December 11, 2017
EnormityTOPICS: COPY EDITING, enormity, GRAMMAR, WORD CHOICE, WORD USAGE
True errors using the word "enormity" are rare. But there's a difference between using a word correctly and using it well. Sticklers disapprove of using "enormity" to mean "enormousness" or anything to do with size, for that matter. Instead, they prefer its stricter definition, "an outrageous, improper, vicious, or immoral act." That is, if you're playing it safe, "enormity" refers not to size but to wickedness. You can make your own choices. Here's what you need to know.
Click player above to listen to the podcast
Pleaded vs. PledPosted by June on December 11, 2017
LABELS: ben zimmer, GRAMMAR, john dowd, plead pled
Recently, there was some speculation about the authorship of a Donald Trump tweet that hinged on the use of the past tense "pled." Trump's account had tweeted the former National Security Adviser Mike Flynn had "pled" guilty of lying to the FBI. Fearing the tweet amounted to an admission of obstruction of justice, Trump's lawyer John Dowd claimed responsibility for the tweet.
Some observers weren't buying it. The word "pleaded" seemed more lawyerly, they argued, and therefore "pled" could not have been written by an attorney.
"Pled" is actually a longtime peeve of mine. Years ago, I looked it up to prove that its users were wrong. Of course, I was the one who was wrong. "Pled" and "pleaded" are both acceptable past-tense forms of the verb "to plead."
But that's general usage. It's quite possible that, within their own close-knit profession, lawyers have their own standards and official or unofficial preferences for forming the past tense of "plead."
So what's their verdict? As linguist Ben Zimmer showed in a recent piece for the Atlantic, you can't spot a lawyer by his use of "pled."
June Casagrande is a writer and journalist whose weekly grammar/humor column, “A Word, Please,” appears in community newspapers in California, Florida, and Texas. more
The Best Punctuation Book, Period
A Comprehensive Guide for Every Writer, Editor, Student, and Businessperson
The most comprehensive punctuation guide ever, “The Best Punctuation Book, Period” doesn’t just cover the basic rules.

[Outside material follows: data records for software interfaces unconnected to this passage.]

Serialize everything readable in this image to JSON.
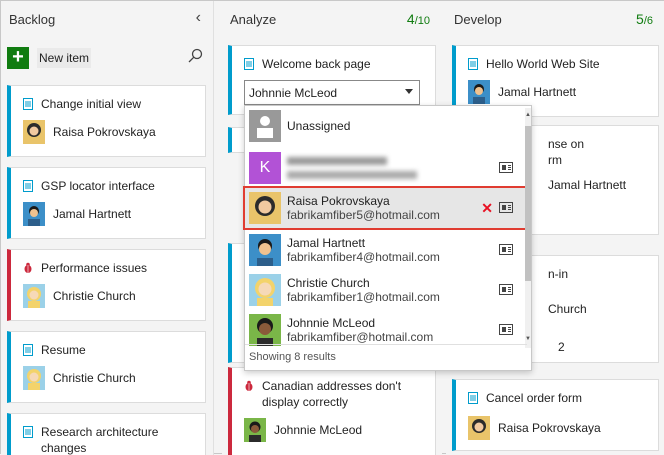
{
  "colors": {
    "accent_green": "#107c10",
    "story_blue": "#009ccc",
    "bug_red": "#cc293d",
    "highlight_red": "#e03c31"
  },
  "columns": {
    "backlog": {
      "title": "Backlog",
      "collapse_icon": "chevron-left-icon"
    },
    "analyze": {
      "title": "Analyze",
      "count": "4",
      "limit": "/10"
    },
    "develop": {
      "title": "Develop",
      "count": "5",
      "limit": "/6"
    }
  },
  "backlog": {
    "new_item_label": "New item",
    "cards": [
      {
        "title": "Change initial view",
        "assignee": "Raisa Pokrovskaya",
        "type": "story"
      },
      {
        "title": "GSP locator interface",
        "assignee": "Jamal Hartnett",
        "type": "story"
      },
      {
        "title": "Performance issues",
        "assignee": "Christie Church",
        "type": "bug"
      },
      {
        "title": "Resume",
        "assignee": "Christie Church",
        "type": "story"
      },
      {
        "title": "Research architecture changes",
        "assignee": "",
        "type": "story"
      }
    ]
  },
  "analyze": {
    "cards": [
      {
        "title": "Welcome back page",
        "type": "story"
      },
      {
        "title": "Canadian addresses don't display correctly",
        "assignee": "Johnnie McLeod",
        "type": "bug"
      }
    ],
    "assign_field_value": "Johnnie McLeod"
  },
  "dropdown": {
    "items": [
      {
        "name": "Unassigned",
        "email": ""
      },
      {
        "name": "",
        "email": "",
        "initial": "K"
      },
      {
        "name": "Raisa Pokrovskaya",
        "email": "fabrikamfiber5@hotmail.com",
        "selected": true
      },
      {
        "name": "Jamal Hartnett",
        "email": "fabrikamfiber4@hotmail.com"
      },
      {
        "name": "Christie Church",
        "email": "fabrikamfiber1@hotmail.com"
      },
      {
        "name": "Johnnie McLeod",
        "email": "fabrikamfiber@hotmail.com"
      }
    ],
    "remove_glyph": "✕",
    "footer": "Showing 8 results"
  },
  "develop": {
    "cards": [
      {
        "title": "Hello World Web Site",
        "assignee": "Jamal Hartnett"
      },
      {
        "title": "nse on",
        "title2": "rm"
      },
      {
        "title": "n-in"
      },
      {
        "title": "Cancel order form",
        "assignee": "Raisa Pokrovskaya"
      }
    ],
    "fragments": {
      "assignee_partial": "Jamal Hartnett",
      "church_partial": "Church",
      "number": "2"
    }
  }
}
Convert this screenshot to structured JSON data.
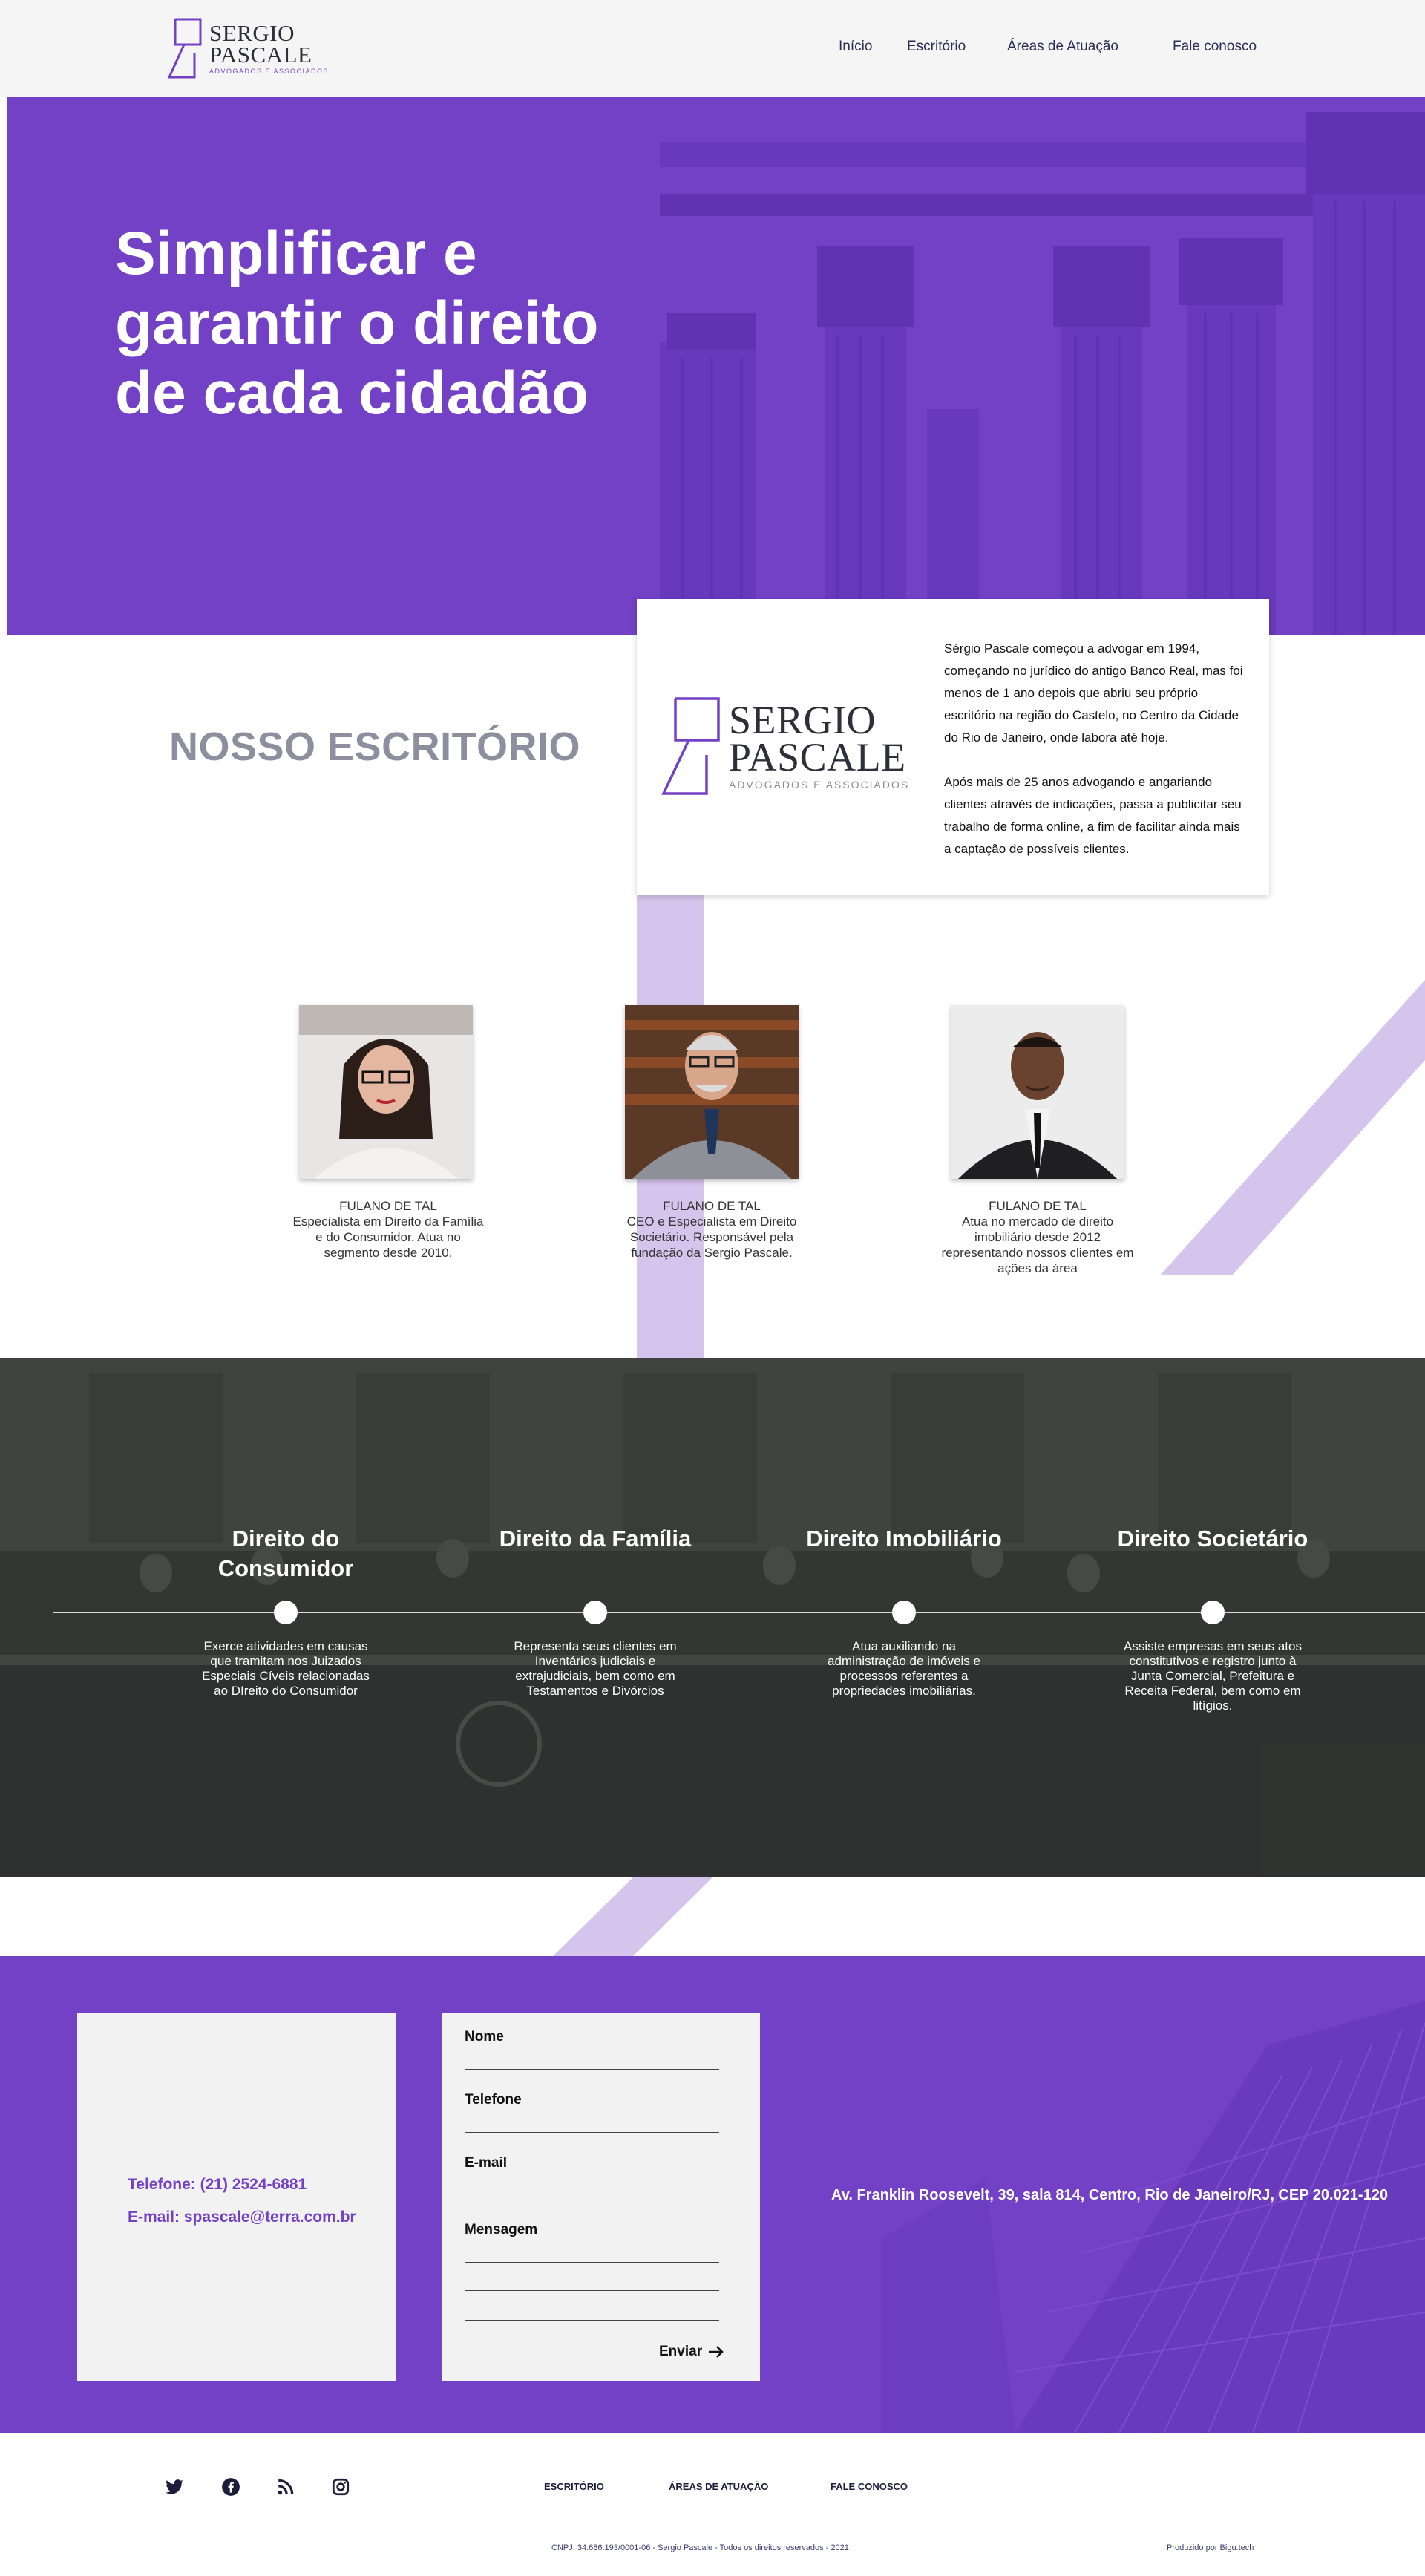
{
  "brand": {
    "name_line1": "SERGIO",
    "name_line2": "PASCALE",
    "tagline": "ADVOGADOS E ASSOCIADOS",
    "accent_color": "#7341c6",
    "lavender_color": "#d5c4ec"
  },
  "nav": {
    "items": [
      {
        "label": "Início"
      },
      {
        "label": "Escritório"
      },
      {
        "label": "Áreas de Atuação"
      },
      {
        "label": "Fale conosco"
      }
    ]
  },
  "hero": {
    "title": "Simplificar e garantir o direito de cada cidadão",
    "background_image": "classical-columns"
  },
  "office": {
    "title": "NOSSO ESCRITÓRIO",
    "paragraph_1": "Sérgio Pascale começou a advogar em 1994, começando no jurídico do antigo Banco Real, mas foi menos de 1 ano depois que abriu seu próprio escritório na região do Castelo, no Centro da Cidade do Rio de Janeiro, onde labora até hoje.",
    "paragraph_2": "Após mais de 25 anos advogando e angariando clientes através de indicações, passa a publicitar seu trabalho de forma online, a fim de facilitar ainda mais a captação de possíveis clientes."
  },
  "team": {
    "members": [
      {
        "name": "FULANO DE TAL",
        "description": "Especialista em Direito da Família e do Consumidor. Atua no segmento desde 2010.",
        "photo": "woman-with-glasses-portrait"
      },
      {
        "name": "FULANO DE TAL",
        "description": "CEO e Especialista em Direito Societário. Responsável pela fundação da Sergio Pascale.",
        "photo": "senior-man-in-suit-portrait"
      },
      {
        "name": "FULANO DE TAL",
        "description": "Atua no mercado de direito imobiliário desde 2012 representando nossos clientes em ações da área",
        "photo": "man-in-black-suit-portrait"
      }
    ]
  },
  "areas": {
    "background_image": "courtroom",
    "items": [
      {
        "title": "Direito do Consumidor",
        "description": "Exerce atividades em causas que tramitam nos Juizados Especiais Cíveis relacionadas ao DIreito do Consumidor"
      },
      {
        "title": "Direito da Família",
        "description": "Representa seus clientes em Inventários judiciais e extrajudiciais, bem como em Testamentos e Divórcios"
      },
      {
        "title": "Direito Imobiliário",
        "description": "Atua auxiliando  na administração de imóveis e processos referentes a propriedades imobiliárias."
      },
      {
        "title": "Direito Societário",
        "description": "Assiste empresas em seus atos constitutivos e registro junto à Junta Comercial, Prefeitura e Receita Federal, bem como em litígios."
      }
    ]
  },
  "contact": {
    "phone": "Telefone: (21) 2524-6881",
    "email": "E-mail: spascale@terra.com.br",
    "address": "Av. Franklin Roosevelt, 39, sala 814, Centro, Rio de Janeiro/RJ, CEP 20.021-120",
    "form": {
      "name_label": "Nome",
      "phone_label": "Telefone",
      "email_label": "E-mail",
      "message_label": "Mensagem",
      "submit_label": "Enviar"
    }
  },
  "footer": {
    "social": [
      "twitter-icon",
      "facebook-icon",
      "rss-icon",
      "instagram-icon"
    ],
    "links": [
      {
        "label": "ESCRITÓRIO"
      },
      {
        "label": "ÁREAS DE ATUAÇÃO"
      },
      {
        "label": "FALE CONOSCO"
      }
    ],
    "copyright": "CNPJ: 34.686.193/0001-06 - Sergio Pascale - Todos os direitos reservados - 2021",
    "made_by": "Produzido por Bigu.tech"
  }
}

It delves into gray areas of punctuation left unclear by the other rule books, showing how the rules differ in four different editing styles. There's also an A to Z reference of commonly mispunctuated terms. more
Grammar Snobs Are Great Big Meanies
A Guide to Language for Fun and Spite
What do suicidal pandas, doped-up rock stars, and a naked Pamela Anderson have in common? They’re all a heck of a lot more interesting than reading about predicate nominatives and hyphens. June Casagrande knows this and has invented a whole new twist on the grammar book. more
Mortal Syntax takes on the 101 most frequently attacked usage choices. Dedicating one short chapter to each, Casagrande brings her subject to life, teaching English usage through lively and amusing personal anecdotes. more
It Was the Best of Sentences, It Was the Worst of Sentences
Your story may be brilliant. Your insights may be groundbreaking. Your characters may be so real you can almost touch them. But they're not worth a thing if you can't bring them to life in well-written sentences. more